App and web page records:
---------------

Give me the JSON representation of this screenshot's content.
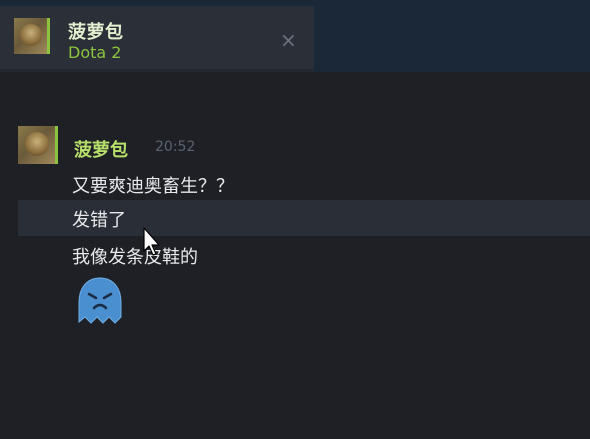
{
  "tab": {
    "name": "菠萝包",
    "game": "Dota 2",
    "close_glyph": "×"
  },
  "chat": {
    "sender": "菠萝包",
    "timestamp": "20:52",
    "messages": [
      "又要爽迪奥畜生？？",
      "发错了",
      "我像发条皮鞋的"
    ],
    "sticker": "sad-blue-ghost-sticker"
  },
  "colors": {
    "accent_green": "#8bc53f",
    "name_green": "#b7e06a",
    "background": "#1e2026",
    "tab_background": "#2b2f38",
    "hover_row": "#2a2e36"
  }
}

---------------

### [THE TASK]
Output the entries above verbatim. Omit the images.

### [SOLUTION FOR THIS PROBLEM]
Give me the JSON representation of this screenshot's content.
{
  "tab": {
    "name": "菠萝包",
    "game": "Dota 2",
    "close_glyph": "×"
  },
  "chat": {
    "sender": "菠萝包",
    "timestamp": "20:52",
    "messages": [
      "又要爽迪奥畜生？？",
      "发错了",
      "我像发条皮鞋的"
    ],
    "sticker": "sad-blue-ghost-sticker"
  },
  "colors": {
    "accent_green": "#8bc53f",
    "name_green": "#b7e06a",
    "background": "#1e2026",
    "tab_background": "#2b2f38",
    "hover_row": "#2a2e36"
  }
}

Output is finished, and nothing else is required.